Ultimately, it’ll be interesting to see how all of this plays out at Walt Disney World. The above survey data paints a clear picture of visitors to the parks as being primarily middle to upper middle class Americans who save or go into debt to fund their visit. Given the rapid drawdown of household savings coupled with the simultaneous increase in credit card debt, there’s going to be an impact sooner or later.
The open questions are still ones of timing and the degree to which Walt Disney World is able to mitigate. Just like with the broader economy, there’s a lag between when people book vacations and actually travel, so a slowdown in spending on services in March or April 2023 (for example) may not be felt at Walt Disney World until Fall 2023.
It’s also possible that Walt Disney World is already getting ahead of this with the current round of improved special offers, and rather than attendance falling, effective prices will be adjusted downwards (via discounting–not outright price cuts) to entice more people to visit.
Beyond that, there are even more levers that Disney can pull, resuming Annual Pass sales, bringing back the Disney Dining Plan, or other perks (bringing back free resort parking, for example) that incentivize bookings as consumers become more cost-conscious and price sensitive.
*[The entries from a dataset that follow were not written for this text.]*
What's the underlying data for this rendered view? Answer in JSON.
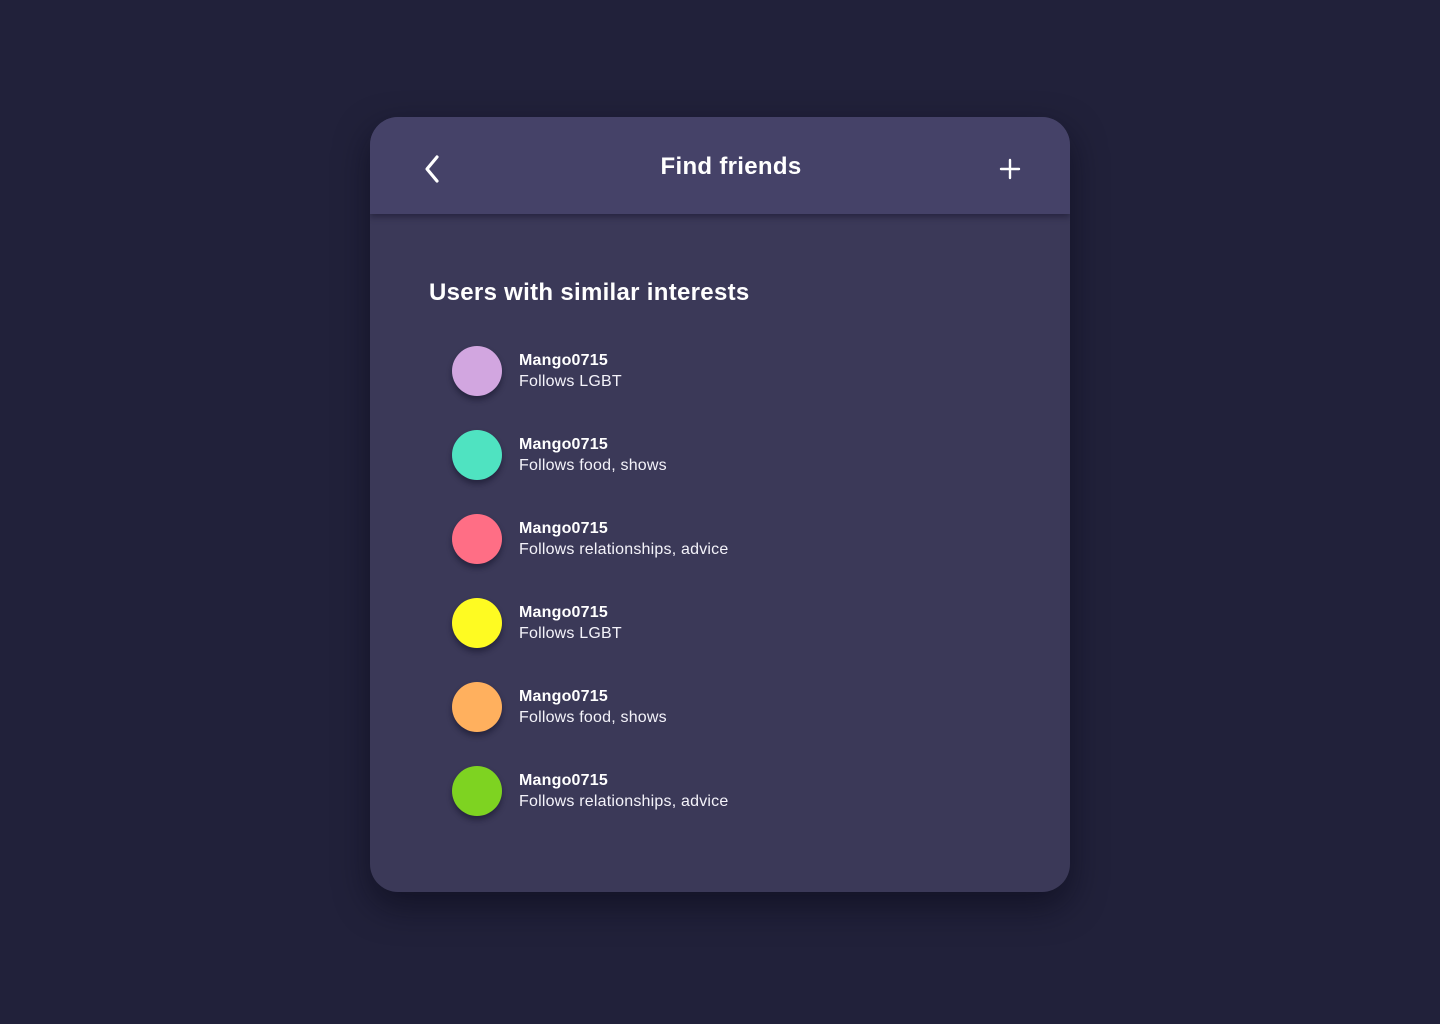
{
  "header": {
    "title": "Find friends",
    "back_icon": "chevron-left-icon",
    "add_icon": "plus-icon"
  },
  "section": {
    "title": "Users with similar interests"
  },
  "users": [
    {
      "name": "Mango0715",
      "interests": "Follows LGBT",
      "avatar_color": "#d2a6e0"
    },
    {
      "name": "Mango0715",
      "interests": "Follows food, shows",
      "avatar_color": "#4fe3c1"
    },
    {
      "name": "Mango0715",
      "interests": "Follows relationships, advice",
      "avatar_color": "#ff6e85"
    },
    {
      "name": "Mango0715",
      "interests": "Follows LGBT",
      "avatar_color": "#fefb22"
    },
    {
      "name": "Mango0715",
      "interests": "Follows food, shows",
      "avatar_color": "#ffb05e"
    },
    {
      "name": "Mango0715",
      "interests": "Follows relationships, advice",
      "avatar_color": "#7ed321"
    }
  ],
  "colors": {
    "background": "#21213a",
    "card": "#3b3958",
    "header": "#454268",
    "text": "#ffffff"
  }
}
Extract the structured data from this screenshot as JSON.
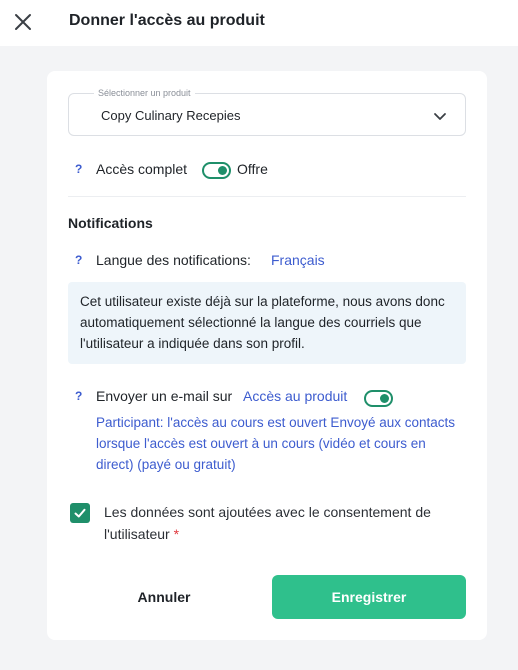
{
  "header": {
    "title": "Donner l'accès au produit",
    "close_icon": "close-icon"
  },
  "product_select": {
    "legend": "Sélectionner un produit",
    "value": "Copy Culinary Recepies",
    "chevron_icon": "chevron-down-icon"
  },
  "access": {
    "help": "?",
    "label": "Accès complet",
    "toggle_on": true,
    "toggle_label": "Offre"
  },
  "notifications": {
    "title": "Notifications",
    "language_help": "?",
    "language_label": "Langue des notifications:",
    "language_value": "Français",
    "info": "Cet utilisateur existe déjà sur la plateforme, nous avons donc automatiquement sélectionné la langue des courriels que l'utilisateur a indiquée dans son profil.",
    "email_help": "?",
    "email_label": "Envoyer un e-mail sur",
    "email_link": "Accès au produit",
    "email_toggle_on": true,
    "email_description": "Participant: l'accès au cours est ouvert Envoyé aux contacts lorsque l'accès est ouvert à un cours (vidéo et cours en direct) (payé ou gratuit)"
  },
  "consent": {
    "checked": true,
    "text": "Les données sont ajoutées avec le consentement de l'utilisateur",
    "required_mark": "*"
  },
  "actions": {
    "cancel_label": "Annuler",
    "save_label": "Enregistrer"
  },
  "colors": {
    "accent_green": "#2fc08c",
    "toggle_green": "#1f8f6a",
    "link_blue": "#3d5ccf",
    "info_bg": "#eef5fa",
    "required_red": "#e0393e"
  }
}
Already, we’re starting to see this–hopefully, that’s just the beginning as Walt Disney World turns a corner from trying to squeeze every penny out of guests to offering better value for money in an attempt to compete for consumers’ limited discretionary spending.
How do you think the consumer spending slowdown, rising credit card debt, and reduced household savings will impact Walt Disney World, if at all? Do you think Walt Disney World’s prices will rise or fall as interest rates continue to increase in 2023? Are you anticipating discounts on hotels, tickets, or dining if the United States enters a full-blown recession? Will you be ready to pounce on deals–or will you wait for more? Do you agree or disagree with our commentary? Any questions we can help you answer? Hearing your feedback–even when you disagree with us–is both interesting to us and helpful to other readers, so please share your thoughts below in the comments!